Exercise prompt: Output every record exactly, and nothing more.

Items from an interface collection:
========================
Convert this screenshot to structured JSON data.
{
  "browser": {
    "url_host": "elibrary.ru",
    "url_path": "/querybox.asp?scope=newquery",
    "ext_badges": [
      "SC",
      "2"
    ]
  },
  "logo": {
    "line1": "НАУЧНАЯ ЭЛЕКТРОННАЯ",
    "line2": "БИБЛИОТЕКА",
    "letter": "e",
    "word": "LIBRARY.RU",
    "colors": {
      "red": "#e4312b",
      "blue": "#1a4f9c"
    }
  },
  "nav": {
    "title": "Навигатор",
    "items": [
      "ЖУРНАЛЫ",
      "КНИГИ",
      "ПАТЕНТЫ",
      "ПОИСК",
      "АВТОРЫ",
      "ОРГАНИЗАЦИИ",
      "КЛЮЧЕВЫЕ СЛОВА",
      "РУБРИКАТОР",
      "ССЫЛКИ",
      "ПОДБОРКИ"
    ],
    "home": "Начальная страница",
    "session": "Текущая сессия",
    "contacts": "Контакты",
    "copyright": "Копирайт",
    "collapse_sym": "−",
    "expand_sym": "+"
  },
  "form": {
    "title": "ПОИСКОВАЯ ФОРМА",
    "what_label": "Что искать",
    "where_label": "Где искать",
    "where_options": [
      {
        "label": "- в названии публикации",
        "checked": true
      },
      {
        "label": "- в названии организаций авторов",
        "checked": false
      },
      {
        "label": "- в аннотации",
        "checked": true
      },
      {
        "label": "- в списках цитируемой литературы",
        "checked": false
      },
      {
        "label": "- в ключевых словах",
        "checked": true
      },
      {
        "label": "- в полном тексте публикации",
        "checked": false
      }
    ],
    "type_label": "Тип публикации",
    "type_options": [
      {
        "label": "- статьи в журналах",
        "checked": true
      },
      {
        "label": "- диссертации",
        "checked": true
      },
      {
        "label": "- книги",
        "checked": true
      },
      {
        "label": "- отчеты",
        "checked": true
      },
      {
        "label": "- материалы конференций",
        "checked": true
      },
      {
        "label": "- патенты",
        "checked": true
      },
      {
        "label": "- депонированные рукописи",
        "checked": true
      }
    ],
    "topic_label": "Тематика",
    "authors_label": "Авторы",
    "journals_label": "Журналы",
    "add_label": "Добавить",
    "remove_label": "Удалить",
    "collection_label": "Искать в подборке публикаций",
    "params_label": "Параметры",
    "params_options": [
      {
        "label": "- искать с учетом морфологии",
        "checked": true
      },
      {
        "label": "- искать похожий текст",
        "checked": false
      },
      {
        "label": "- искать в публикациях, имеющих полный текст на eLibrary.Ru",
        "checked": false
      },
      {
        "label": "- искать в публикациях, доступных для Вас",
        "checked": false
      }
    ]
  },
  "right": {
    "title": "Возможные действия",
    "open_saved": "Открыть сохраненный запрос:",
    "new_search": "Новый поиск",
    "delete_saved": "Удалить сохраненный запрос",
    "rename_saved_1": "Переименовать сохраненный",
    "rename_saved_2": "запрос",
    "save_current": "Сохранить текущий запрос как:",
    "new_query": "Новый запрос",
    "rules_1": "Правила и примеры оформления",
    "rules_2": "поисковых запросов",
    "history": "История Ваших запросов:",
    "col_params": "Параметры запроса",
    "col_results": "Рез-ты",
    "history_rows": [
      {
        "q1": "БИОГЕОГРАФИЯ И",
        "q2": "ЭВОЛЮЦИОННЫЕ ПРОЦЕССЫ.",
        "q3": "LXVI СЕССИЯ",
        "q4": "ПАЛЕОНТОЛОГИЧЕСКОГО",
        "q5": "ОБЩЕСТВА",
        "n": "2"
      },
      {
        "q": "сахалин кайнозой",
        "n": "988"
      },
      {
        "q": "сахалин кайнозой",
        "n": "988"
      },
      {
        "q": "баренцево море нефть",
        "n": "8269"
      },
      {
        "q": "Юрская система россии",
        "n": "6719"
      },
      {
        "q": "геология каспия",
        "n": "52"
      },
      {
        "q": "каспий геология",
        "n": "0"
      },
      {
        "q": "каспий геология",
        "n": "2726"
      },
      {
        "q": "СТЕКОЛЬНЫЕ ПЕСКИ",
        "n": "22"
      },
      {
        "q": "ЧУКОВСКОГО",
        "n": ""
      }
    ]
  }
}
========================
Response area:
Convert this screenshot to structured JSON data.
{
  "browser": {
    "url_host": "elibrary.ru",
    "url_path": "/querybox.asp?scope=newquery",
    "ext_badges": [
      "SC",
      "2"
    ]
  },
  "logo": {
    "line1": "НАУЧНАЯ ЭЛЕКТРОННАЯ",
    "line2": "БИБЛИОТЕКА",
    "letter": "e",
    "word": "LIBRARY.RU",
    "colors": {
      "red": "#e4312b",
      "blue": "#1a4f9c"
    }
  },
  "nav": {
    "title": "Навигатор",
    "items": [
      "ЖУРНАЛЫ",
      "КНИГИ",
      "ПАТЕНТЫ",
      "ПОИСК",
      "АВТОРЫ",
      "ОРГАНИЗАЦИИ",
      "КЛЮЧЕВЫЕ СЛОВА",
      "РУБРИКАТОР",
      "ССЫЛКИ",
      "ПОДБОРКИ"
    ],
    "home": "Начальная страница",
    "session": "Текущая сессия",
    "contacts": "Контакты",
    "copyright": "Копирайт",
    "collapse_sym": "−",
    "expand_sym": "+"
  },
  "form": {
    "title": "ПОИСКОВАЯ ФОРМА",
    "what_label": "Что искать",
    "where_label": "Где искать",
    "where_options": [
      {
        "label": "- в названии публикации",
        "checked": true
      },
      {
        "label": "- в названии организаций авторов",
        "checked": false
      },
      {
        "label": "- в аннотации",
        "checked": true
      },
      {
        "label": "- в списках цитируемой литературы",
        "checked": false
      },
      {
        "label": "- в ключевых словах",
        "checked": true
      },
      {
        "label": "- в полном тексте публикации",
        "checked": false
      }
    ],
    "type_label": "Тип публикации",
    "type_options": [
      {
        "label": "- статьи в журналах",
        "checked": true
      },
      {
        "label": "- диссертации",
        "checked": true
      },
      {
        "label": "- книги",
        "checked": true
      },
      {
        "label": "- отчеты",
        "checked": true
      },
      {
        "label": "- материалы конференций",
        "checked": true
      },
      {
        "label": "- патенты",
        "checked": true
      },
      {
        "label": "- депонированные рукописи",
        "checked": true
      }
    ],
    "topic_label": "Тематика",
    "authors_label": "Авторы",
    "journals_label": "Журналы",
    "add_label": "Добавить",
    "remove_label": "Удалить",
    "collection_label": "Искать в подборке публикаций",
    "params_label": "Параметры",
    "params_options": [
      {
        "label": "- искать с учетом морфологии",
        "checked": true
      },
      {
        "label": "- искать похожий текст",
        "checked": false
      },
      {
        "label": "- искать в публикациях, имеющих полный текст на eLibrary.Ru",
        "checked": false
      },
      {
        "label": "- искать в публикациях, доступных для Вас",
        "checked": false
      }
    ]
  },
  "right": {
    "title": "Возможные действия",
    "open_saved": "Открыть сохраненный запрос:",
    "new_search": "Новый поиск",
    "delete_saved": "Удалить сохраненный запрос",
    "rename_saved_1": "Переименовать сохраненный",
    "rename_saved_2": "запрос",
    "save_current": "Сохранить текущий запрос как:",
    "new_query": "Новый запрос",
    "rules_1": "Правила и примеры оформления",
    "rules_2": "поисковых запросов",
    "history": "История Ваших запросов:",
    "col_params": "Параметры запроса",
    "col_results": "Рез-ты",
    "history_rows": [
      {
        "q1": "БИОГЕОГРАФИЯ И",
        "q2": "ЭВОЛЮЦИОННЫЕ ПРОЦЕССЫ.",
        "q3": "LXVI СЕССИЯ",
        "q4": "ПАЛЕОНТОЛОГИЧЕСКОГО",
        "q5": "ОБЩЕСТВА",
        "n": "2"
      },
      {
        "q": "сахалин кайнозой",
        "n": "988"
      },
      {
        "q": "сахалин кайнозой",
        "n": "988"
      },
      {
        "q": "баренцево море нефть",
        "n": "8269"
      },
      {
        "q": "Юрская система россии",
        "n": "6719"
      },
      {
        "q": "геология каспия",
        "n": "52"
      },
      {
        "q": "каспий геология",
        "n": "0"
      },
      {
        "q": "каспий геология",
        "n": "2726"
      },
      {
        "q": "СТЕКОЛЬНЫЕ ПЕСКИ",
        "n": "22"
      },
      {
        "q": "ЧУКОВСКОГО",
        "n": ""
      }
    ]
  }
}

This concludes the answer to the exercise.